═════ SUPPLIED INFORMATION

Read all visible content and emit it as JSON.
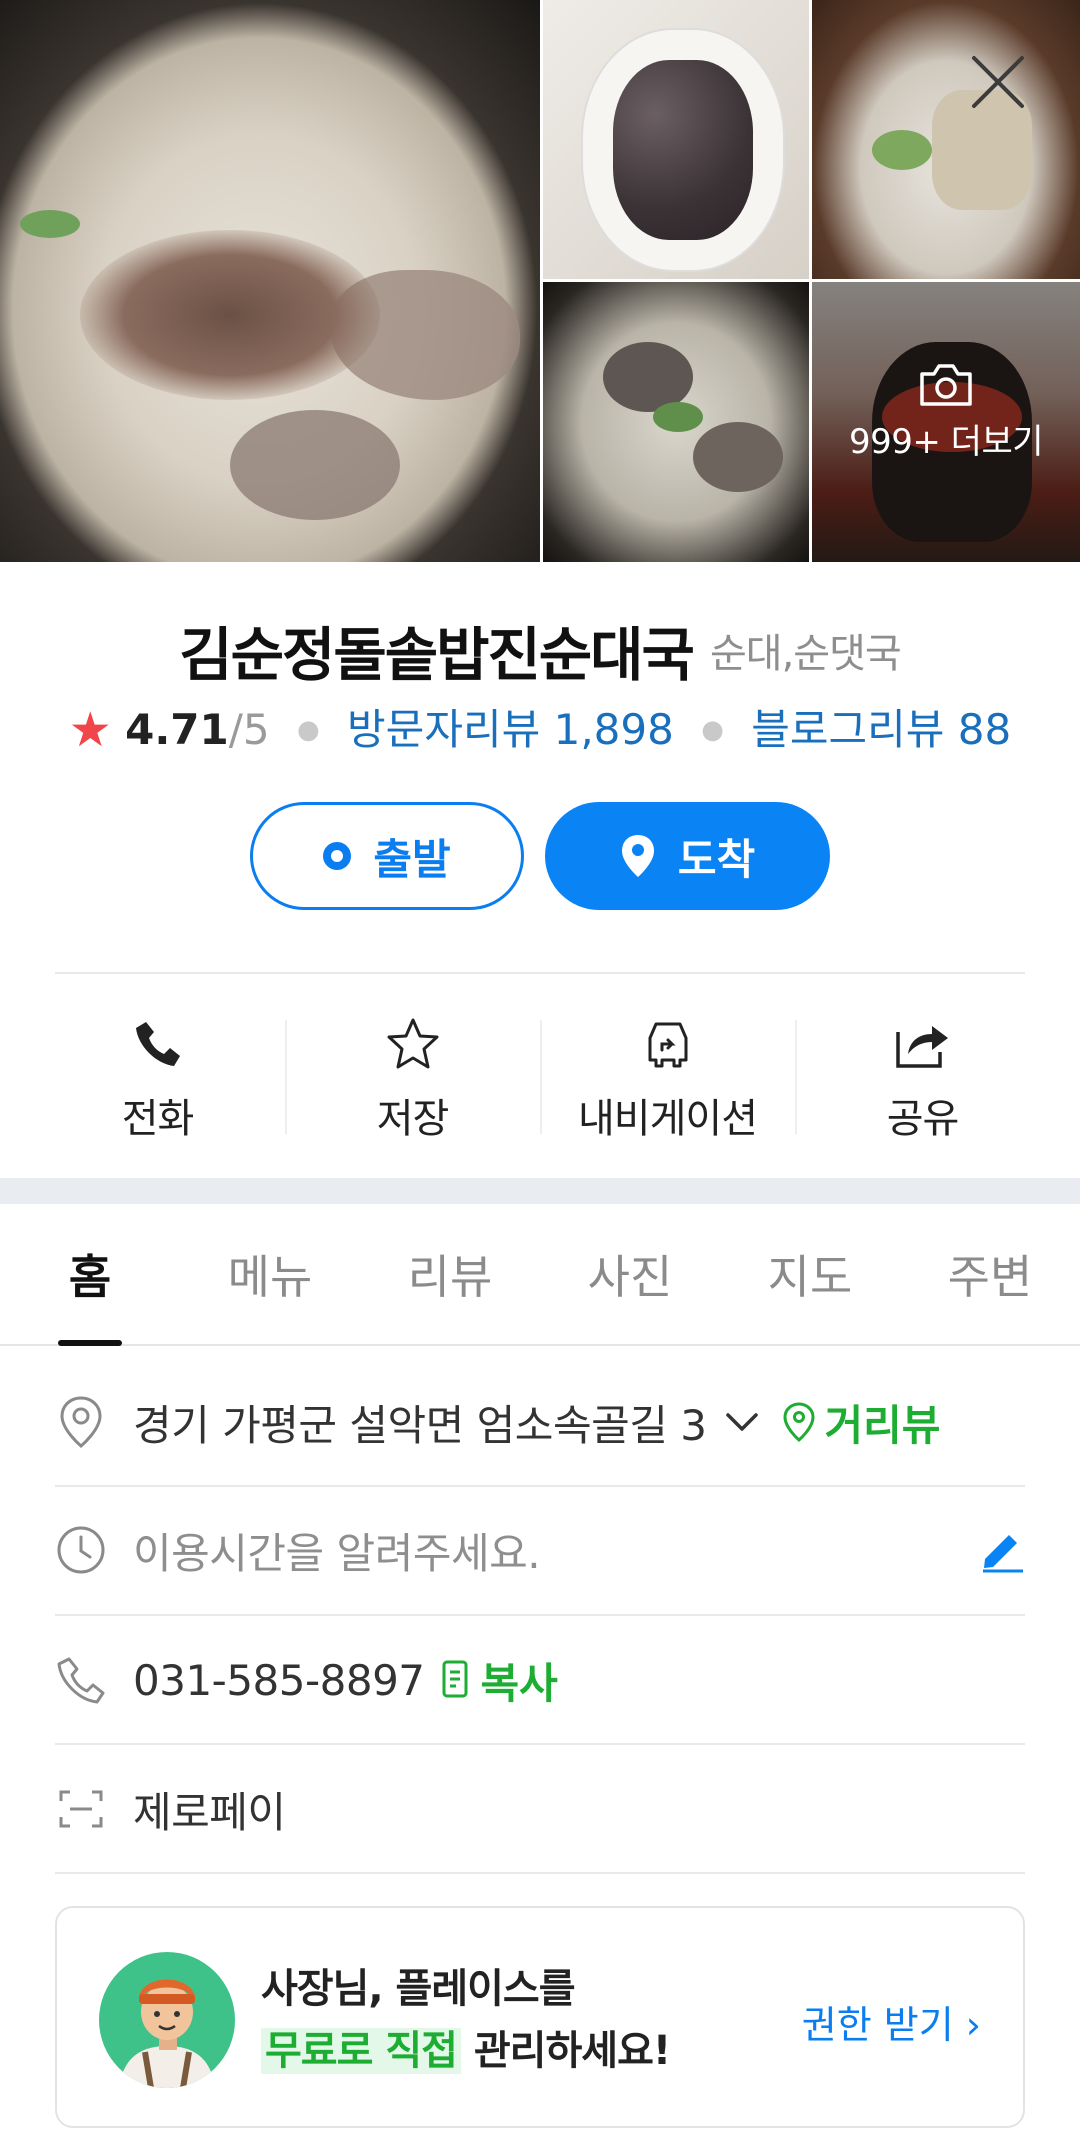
{
  "photos": {
    "more_label": "999+ 더보기",
    "items": [
      "main-soup-photo",
      "sundae-plate-photo",
      "bone-soup-photo",
      "soup-bowl-photo",
      "kimchi-pot-photo"
    ]
  },
  "place": {
    "name": "김순정돌솥밥진순대국",
    "category": "순대,순댓국",
    "rating": "4.71",
    "rating_max": "/5",
    "visitor_reviews": "방문자리뷰 1,898",
    "blog_reviews": "블로그리뷰 88"
  },
  "route": {
    "start_label": "출발",
    "end_label": "도착"
  },
  "actions": {
    "call": "전화",
    "save": "저장",
    "navigation": "내비게이션",
    "share": "공유"
  },
  "tabs": [
    "홈",
    "메뉴",
    "리뷰",
    "사진",
    "지도",
    "주변"
  ],
  "info": {
    "address": "경기 가평군 설악면 엄소속골길 3",
    "street_view": "거리뷰",
    "hours_placeholder": "이용시간을 알려주세요.",
    "phone": "031-585-8897",
    "copy": "복사",
    "payment": "제로페이"
  },
  "promo": {
    "line1": "사장님, 플레이스를",
    "highlight": "무료로 직접",
    "line2_rest": " 관리하세요!",
    "cta": "권한 받기"
  },
  "colors": {
    "accent_blue": "#0a84f5",
    "link_blue": "#1a6fbd",
    "green": "#1cad32",
    "star_red": "#f0454a"
  }
}
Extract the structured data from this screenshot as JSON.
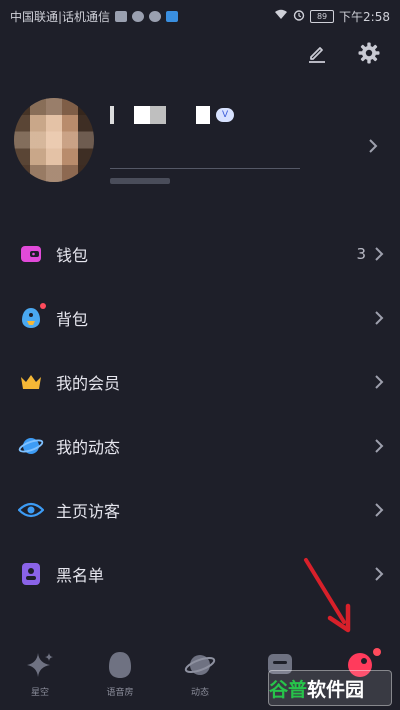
{
  "status_bar": {
    "carrier": "中国联通|话机通信",
    "time": "下午2:58",
    "battery": "89"
  },
  "header": {
    "edit_icon": "pencil-icon",
    "settings_icon": "gear-icon"
  },
  "profile": {
    "vip_tag": "V"
  },
  "menu": [
    {
      "label": "钱包",
      "icon": "wallet-icon",
      "count": "3",
      "color": "#e14ad9"
    },
    {
      "label": "背包",
      "icon": "backpack-icon",
      "count": "",
      "color": "#4aa8f0",
      "badge": true
    },
    {
      "label": "我的会员",
      "icon": "crown-icon",
      "count": "",
      "color": "#f5b736"
    },
    {
      "label": "我的动态",
      "icon": "planet-icon",
      "count": "",
      "color": "#3d9cf5"
    },
    {
      "label": "主页访客",
      "icon": "eye-icon",
      "count": "",
      "color": "#3d9cf5"
    },
    {
      "label": "黑名单",
      "icon": "blacklist-icon",
      "count": "",
      "color": "#8a63e8"
    }
  ],
  "tabbar": [
    {
      "label": "星空",
      "icon": "sparkle-icon"
    },
    {
      "label": "语音房",
      "icon": "voice-room-icon"
    },
    {
      "label": "动态",
      "icon": "planet-icon"
    },
    {
      "label": "",
      "icon": "message-icon"
    },
    {
      "label": "",
      "icon": "profile-icon",
      "badge": true
    }
  ],
  "watermark": {
    "part1": "谷普",
    "part2": "软件园"
  },
  "colors": {
    "background": "#1e1f29",
    "accent_red": "#ff4b5c",
    "arrow_red": "#d8202a"
  }
}
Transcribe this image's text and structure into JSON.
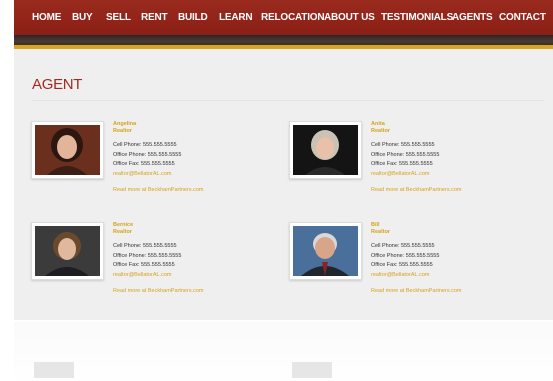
{
  "nav": {
    "items": [
      "HOME",
      "BUY",
      "SELL",
      "RENT",
      "BUILD",
      "LEARN",
      "RELOCATION",
      "ABOUT US",
      "TESTIMONIALS",
      "AGENTS",
      "CONTACT"
    ]
  },
  "page": {
    "title": "AGENT"
  },
  "labels": {
    "cell": "Cell Phone:",
    "office": "Office Phone:",
    "fax": "Office Fax:"
  },
  "agents": [
    {
      "name": "Angelina",
      "role": "Realtor",
      "cell": "555.555.5555",
      "office": "555.555.5555",
      "fax": "555.555.5555",
      "email": "realtor@BellatorAL.com",
      "more": "Read more at BeckhamPartners.com"
    },
    {
      "name": "Anita",
      "role": "Realtor",
      "cell": "555.555.5555",
      "office": "555.555.5555",
      "fax": "555.555.5555",
      "email": "realtor@BellatorAL.com",
      "more": "Read more at BeckhamPartners.com"
    },
    {
      "name": "Bernice",
      "role": "Realtor",
      "cell": "555.555.5555",
      "office": "555.555.5555",
      "fax": "555.555.5555",
      "email": "realtor@BellatorAL.com",
      "more": "Read more at BeckhamPartners.com"
    },
    {
      "name": "Bill",
      "role": "Realtor",
      "cell": "555.555.5555",
      "office": "555.555.5555",
      "fax": "555.555.5555",
      "email": "realtor@BellatorAL.com",
      "more": "Read more at BeckhamPartners.com"
    }
  ],
  "colors": {
    "nav_bg": "#8b1f15",
    "accent_gold": "#d6a21c",
    "title_red": "#a32a1f"
  }
}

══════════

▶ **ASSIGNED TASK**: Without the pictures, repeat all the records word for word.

▶ **EXPECTED OUTPUT**:
Read all visible content and emit it as JSON.
{
  "photos": {
    "more_label": "999+ 더보기",
    "items": [
      "main-soup-photo",
      "sundae-plate-photo",
      "bone-soup-photo",
      "soup-bowl-photo",
      "kimchi-pot-photo"
    ]
  },
  "place": {
    "name": "김순정돌솥밥진순대국",
    "category": "순대,순댓국",
    "rating": "4.71",
    "rating_max": "/5",
    "visitor_reviews": "방문자리뷰 1,898",
    "blog_reviews": "블로그리뷰 88"
  },
  "route": {
    "start_label": "출발",
    "end_label": "도착"
  },
  "actions": {
    "call": "전화",
    "save": "저장",
    "navigation": "내비게이션",
    "share": "공유"
  },
  "tabs": [
    "홈",
    "메뉴",
    "리뷰",
    "사진",
    "지도",
    "주변"
  ],
  "info": {
    "address": "경기 가평군 설악면 엄소속골길 3",
    "street_view": "거리뷰",
    "hours_placeholder": "이용시간을 알려주세요.",
    "phone": "031-585-8897",
    "copy": "복사",
    "payment": "제로페이"
  },
  "promo": {
    "line1": "사장님, 플레이스를",
    "highlight": "무료로 직접",
    "line2_rest": " 관리하세요!",
    "cta": "권한 받기"
  },
  "colors": {
    "accent_blue": "#0a84f5",
    "link_blue": "#1a6fbd",
    "green": "#1cad32",
    "star_red": "#f0454a"
  }
}
Extract the structured data from this screenshot as JSON.
{
  "status_bar": {
    "carrier": "中国联通|话机通信",
    "time": "下午2:58",
    "battery": "89"
  },
  "header": {
    "edit_icon": "pencil-icon",
    "settings_icon": "gear-icon"
  },
  "profile": {
    "vip_tag": "V"
  },
  "menu": [
    {
      "label": "钱包",
      "icon": "wallet-icon",
      "count": "3",
      "color": "#e14ad9"
    },
    {
      "label": "背包",
      "icon": "backpack-icon",
      "count": "",
      "color": "#4aa8f0",
      "badge": true
    },
    {
      "label": "我的会员",
      "icon": "crown-icon",
      "count": "",
      "color": "#f5b736"
    },
    {
      "label": "我的动态",
      "icon": "planet-icon",
      "count": "",
      "color": "#3d9cf5"
    },
    {
      "label": "主页访客",
      "icon": "eye-icon",
      "count": "",
      "color": "#3d9cf5"
    },
    {
      "label": "黑名单",
      "icon": "blacklist-icon",
      "count": "",
      "color": "#8a63e8"
    }
  ],
  "tabbar": [
    {
      "label": "星空",
      "icon": "sparkle-icon"
    },
    {
      "label": "语音房",
      "icon": "voice-room-icon"
    },
    {
      "label": "动态",
      "icon": "planet-icon"
    },
    {
      "label": "",
      "icon": "message-icon"
    },
    {
      "label": "",
      "icon": "profile-icon",
      "badge": true
    }
  ],
  "watermark": {
    "part1": "谷普",
    "part2": "软件园"
  },
  "colors": {
    "background": "#1e1f29",
    "accent_red": "#ff4b5c",
    "arrow_red": "#d8202a"
  }
}
Transcribe this image's text and structure into JSON.
{
  "nav": {
    "items": [
      "HOME",
      "BUY",
      "SELL",
      "RENT",
      "BUILD",
      "LEARN",
      "RELOCATION",
      "ABOUT US",
      "TESTIMONIALS",
      "AGENTS",
      "CONTACT"
    ]
  },
  "page": {
    "title": "AGENT"
  },
  "labels": {
    "cell": "Cell Phone:",
    "office": "Office Phone:",
    "fax": "Office Fax:"
  },
  "agents": [
    {
      "name": "Angelina",
      "role": "Realtor",
      "cell": "555.555.5555",
      "office": "555.555.5555",
      "fax": "555.555.5555",
      "email": "realtor@BellatorAL.com",
      "more": "Read more at BeckhamPartners.com"
    },
    {
      "name": "Anita",
      "role": "Realtor",
      "cell": "555.555.5555",
      "office": "555.555.5555",
      "fax": "555.555.5555",
      "email": "realtor@BellatorAL.com",
      "more": "Read more at BeckhamPartners.com"
    },
    {
      "name": "Bernice",
      "role": "Realtor",
      "cell": "555.555.5555",
      "office": "555.555.5555",
      "fax": "555.555.5555",
      "email": "realtor@BellatorAL.com",
      "more": "Read more at BeckhamPartners.com"
    },
    {
      "name": "Bill",
      "role": "Realtor",
      "cell": "555.555.5555",
      "office": "555.555.5555",
      "fax": "555.555.5555",
      "email": "realtor@BellatorAL.com",
      "more": "Read more at BeckhamPartners.com"
    }
  ],
  "colors": {
    "nav_bg": "#8b1f15",
    "accent_gold": "#d6a21c",
    "title_red": "#a32a1f"
  }
}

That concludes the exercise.